According to the census of 2000 only 14% of American women have college degrees (28% of younger women do) - and those with college degrees lead healthier and more affluent lives. That is clearly an elite. But it is not necessarily a liberal elite, nor did Brooks argue that it was. He recognized that there were lots of conservatives in that elite too. An elite split into rival liberal and conservative factions. But an elite nonetheless.

One thing I admire about the conservative movement, or at least its latest incarnation (the mental space it's been in for the last 20 years), is the way it never forgets how few Americans have college degrees. A lot of my liberal friends, by contrast, tend to think everyone is exactly like them - college educated and looking out at the world as a white collar professional. I love them but I find it a bit obtuse. And it seems a sad transformation for the Democratic party, which once upon a time was the party of the working class.

Posted by: Lawrence Krubner at June 16, 2004 09:03 AM

Like I said, it's what I thought when I first read the 'teaser' for the column is all.

Posted by: Anne at June 16, 2004 09:45 AM
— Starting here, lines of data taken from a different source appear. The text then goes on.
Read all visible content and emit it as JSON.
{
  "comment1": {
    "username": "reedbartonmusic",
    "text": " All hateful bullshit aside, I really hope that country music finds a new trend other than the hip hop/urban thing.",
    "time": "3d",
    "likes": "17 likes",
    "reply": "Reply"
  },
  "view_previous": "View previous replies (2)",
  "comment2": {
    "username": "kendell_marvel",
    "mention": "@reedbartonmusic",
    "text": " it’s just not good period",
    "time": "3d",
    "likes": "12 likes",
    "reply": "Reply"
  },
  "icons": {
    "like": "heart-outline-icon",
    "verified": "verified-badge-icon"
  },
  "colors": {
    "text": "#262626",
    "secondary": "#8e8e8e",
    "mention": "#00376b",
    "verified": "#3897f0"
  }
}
The list of democratic leaning educated people seem to be professions immersed in the service economy as opposed to the republican leaning educated immersed in the industrial economy.

It seems strange that the voice of the "undereducated" are the service economy folks as opposed to the industrial types. Given the pace of job creations overseas in this global economy perhaps having service sided representation is the best choice.

Do you want fries with that opinion?

Posted by: jim at June 17, 2004 09:35 AM

Heh. Heh.

Posted by: Anne at June 18, 2004 11:34 AM